- WHAT YOU ARE ASKED TO DO -
Restate all the data word for word, leaving nothing out.

[Collection entries]
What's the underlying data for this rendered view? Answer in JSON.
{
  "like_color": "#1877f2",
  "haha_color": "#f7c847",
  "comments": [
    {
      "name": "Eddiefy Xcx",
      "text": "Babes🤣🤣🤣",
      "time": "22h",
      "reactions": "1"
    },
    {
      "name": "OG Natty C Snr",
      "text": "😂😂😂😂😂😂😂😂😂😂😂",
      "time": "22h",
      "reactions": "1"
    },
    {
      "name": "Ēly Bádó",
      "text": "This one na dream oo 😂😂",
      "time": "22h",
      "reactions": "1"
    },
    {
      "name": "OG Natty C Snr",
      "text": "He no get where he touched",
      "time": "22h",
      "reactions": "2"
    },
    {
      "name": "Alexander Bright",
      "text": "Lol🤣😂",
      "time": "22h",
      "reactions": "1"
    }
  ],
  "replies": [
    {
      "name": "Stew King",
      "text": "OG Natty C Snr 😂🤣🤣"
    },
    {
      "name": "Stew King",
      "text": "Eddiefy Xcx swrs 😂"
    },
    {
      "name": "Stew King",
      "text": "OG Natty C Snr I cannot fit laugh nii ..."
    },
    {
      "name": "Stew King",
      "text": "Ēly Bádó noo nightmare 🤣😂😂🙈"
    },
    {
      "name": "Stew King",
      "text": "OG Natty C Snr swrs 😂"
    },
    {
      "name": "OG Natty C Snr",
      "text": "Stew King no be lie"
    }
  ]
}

- SOLUTION -
What's the underlying data for this rendered view? Answer in JSON.
{
  "like_color": "#1877f2",
  "haha_color": "#f7c847",
  "comments": [
    {
      "name": "Eddiefy Xcx",
      "text": "Babes🤣🤣🤣",
      "time": "22h",
      "reactions": "1"
    },
    {
      "name": "OG Natty C Snr",
      "text": "😂😂😂😂😂😂😂😂😂😂😂",
      "time": "22h",
      "reactions": "1"
    },
    {
      "name": "Ēly Bádó",
      "text": "This one na dream oo 😂😂",
      "time": "22h",
      "reactions": "1"
    },
    {
      "name": "OG Natty C Snr",
      "text": "He no get where he touched",
      "time": "22h",
      "reactions": "2"
    },
    {
      "name": "Alexander Bright",
      "text": "Lol🤣😂",
      "time": "22h",
      "reactions": "1"
    }
  ],
  "replies": [
    {
      "name": "Stew King",
      "text": "OG Natty C Snr 😂🤣🤣"
    },
    {
      "name": "Stew King",
      "text": "Eddiefy Xcx swrs 😂"
    },
    {
      "name": "Stew King",
      "text": "OG Natty C Snr I cannot fit laugh nii ..."
    },
    {
      "name": "Stew King",
      "text": "Ēly Bádó noo nightmare 🤣😂😂🙈"
    },
    {
      "name": "Stew King",
      "text": "OG Natty C Snr swrs 😂"
    },
    {
      "name": "OG Natty C Snr",
      "text": "Stew King no be lie"
    }
  ]
}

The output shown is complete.